EXERCISE OBJECTIVE>
For the data below, work out how many lines include the string "Agency" and report only the number.

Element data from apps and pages

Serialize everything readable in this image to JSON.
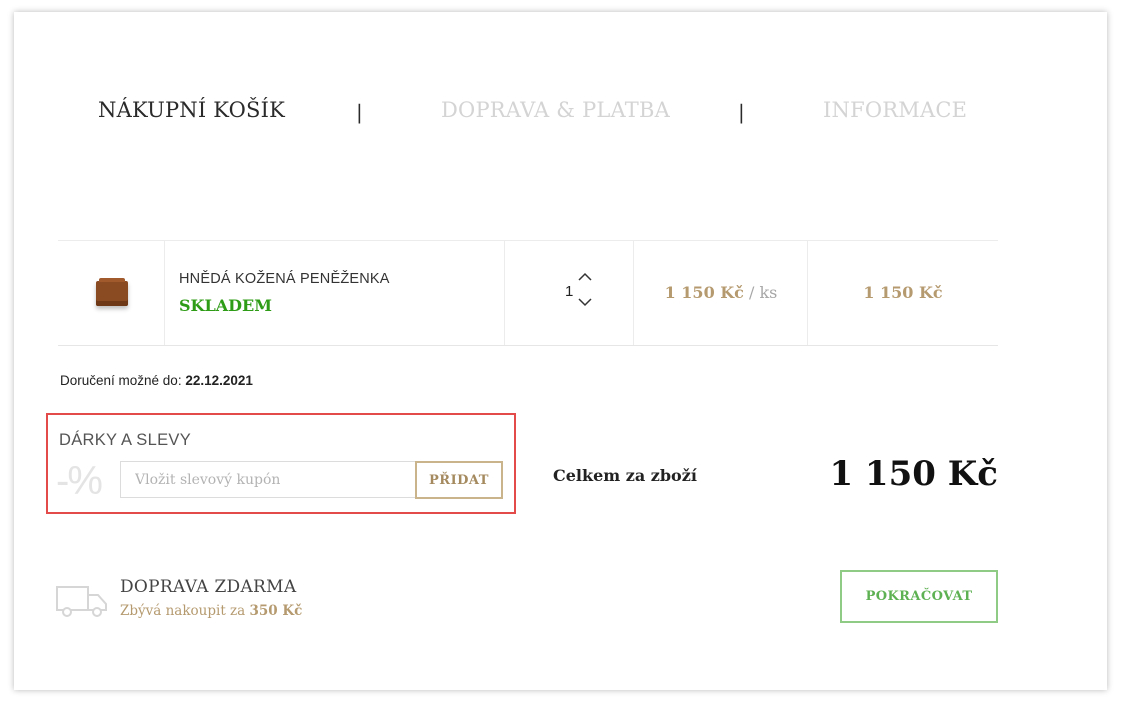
{
  "steps": {
    "cart": "NÁKUPNÍ KOŠÍK",
    "shipping": "DOPRAVA & PLATBA",
    "info": "INFORMACE",
    "separator": "|"
  },
  "cart_item": {
    "name": "HNĚDÁ KOŽENÁ PENĚŽENKA",
    "stock": "SKLADEM",
    "quantity": "1",
    "unit_price": "1 150 Kč",
    "unit_suffix": " / ks",
    "total_price": "1 150 Kč"
  },
  "delivery": {
    "label": "Doručení možné do: ",
    "date": "22.12.2021"
  },
  "discount": {
    "title": "DÁRKY A SLEVY",
    "symbol": "-%",
    "placeholder": "Vložit slevový kupón",
    "button": "PŘIDAT"
  },
  "summary": {
    "label": "Celkem za zboží",
    "amount": "1 150 Kč"
  },
  "shipping": {
    "title": "DOPRAVA ZDARMA",
    "remaining_prefix": "Zbývá nakoupit za ",
    "remaining_amount": "350 Kč"
  },
  "actions": {
    "continue": "POKRAČOVAT"
  },
  "colors": {
    "accent_gold": "#b59a6f",
    "stock_green": "#2e9c16",
    "continue_green": "#8fcb85",
    "highlight_red": "#e34a4a"
  }
}
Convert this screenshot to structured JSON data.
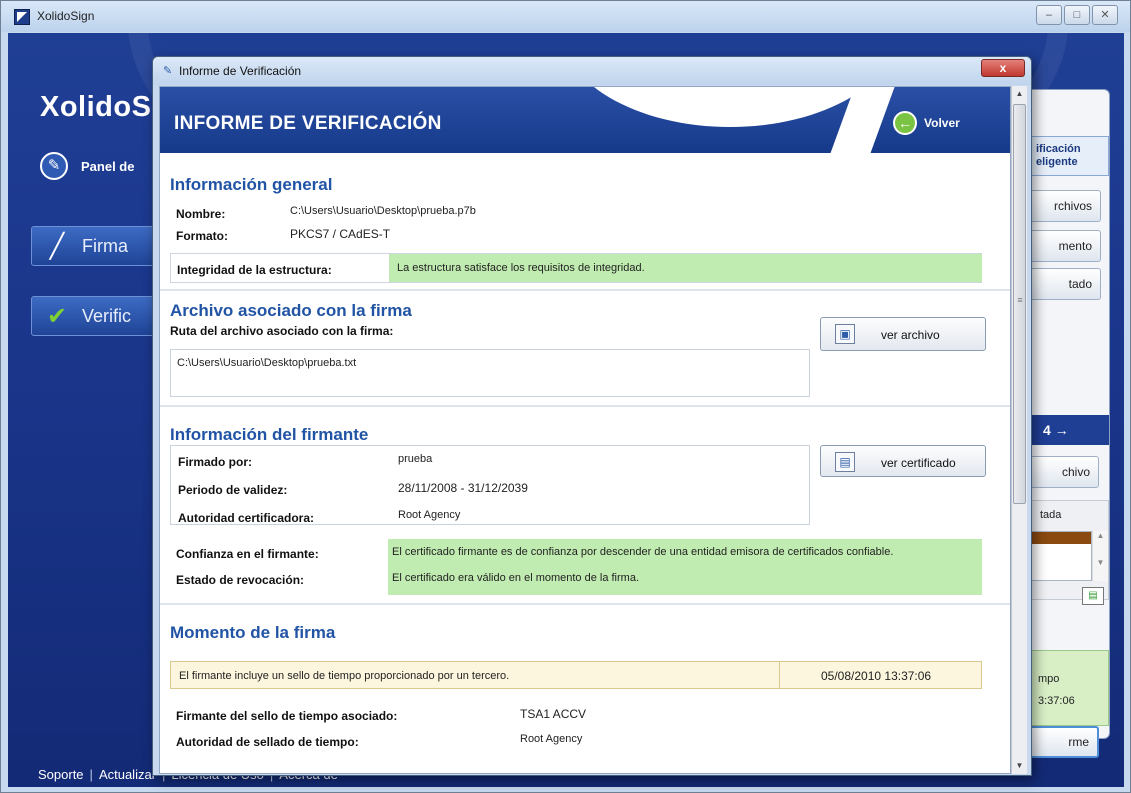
{
  "main_window": {
    "title": "XolidoSign",
    "controls": {
      "minimize": "–",
      "maximize": "□",
      "close": "✕"
    },
    "brand": "XolidoS",
    "panel_label": "Panel de",
    "side_buttons": {
      "firma": "Firma",
      "verific": "Verific"
    },
    "footer": [
      "Soporte",
      "Actualizar",
      "Licencia de Uso",
      "Acerca de"
    ],
    "footer_sep": "|"
  },
  "right_panel": {
    "top_label_1": "ificación",
    "top_label_2": "eligente",
    "archivos": "rchivos",
    "momento": "mento",
    "estado": "tado",
    "step": "4  →",
    "archivo": "chivo",
    "box_label": "tada",
    "green_line_1": "mpo",
    "green_line_2": "3:37:06",
    "informe": "rme"
  },
  "dialog": {
    "title": "Informe de Verificación",
    "close": "x",
    "report_title": "INFORME DE VERIFICACIÓN",
    "volver": "Volver",
    "general": {
      "title": "Información general",
      "nombre_label": "Nombre:",
      "nombre_value": "C:\\Users\\Usuario\\Desktop\\prueba.p7b",
      "formato_label": "Formato:",
      "formato_value": "PKCS7 / CAdES-T",
      "integridad_label": "Integridad de la estructura:",
      "integridad_value": "La estructura satisface los requisitos de integridad."
    },
    "archivo": {
      "title": "Archivo asociado con la firma",
      "ruta_label": "Ruta del archivo asociado con la firma:",
      "ruta_value": "C:\\Users\\Usuario\\Desktop\\prueba.txt",
      "ver_archivo": "ver archivo"
    },
    "firmante": {
      "title": "Información del firmante",
      "firmado_label": "Firmado por:",
      "firmado_value": "prueba",
      "periodo_label": "Periodo de validez:",
      "periodo_value": "28/11/2008 - 31/12/2039",
      "autoridad_label": "Autoridad certificadora:",
      "autoridad_value": "Root Agency",
      "ver_certificado": "ver certificado",
      "confianza_label": "Confianza en el firmante:",
      "confianza_value": "El certificado firmante es de confianza por descender de una entidad emisora de certificados confiable.",
      "revocacion_label": "Estado de revocación:",
      "revocacion_value": "El certificado era válido en el momento de la firma."
    },
    "momento": {
      "title": "Momento de la firma",
      "sello_text": "El firmante incluye un sello de tiempo proporcionado por un tercero.",
      "sello_fecha": "05/08/2010 13:37:06",
      "tsa_label": "Firmante del sello de tiempo asociado:",
      "tsa_value": "TSA1 ACCV",
      "autoridad_sellado_label": "Autoridad de sellado de tiempo:",
      "autoridad_sellado_value": "Root Agency"
    }
  }
}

WRITTEN RESPONSE>
2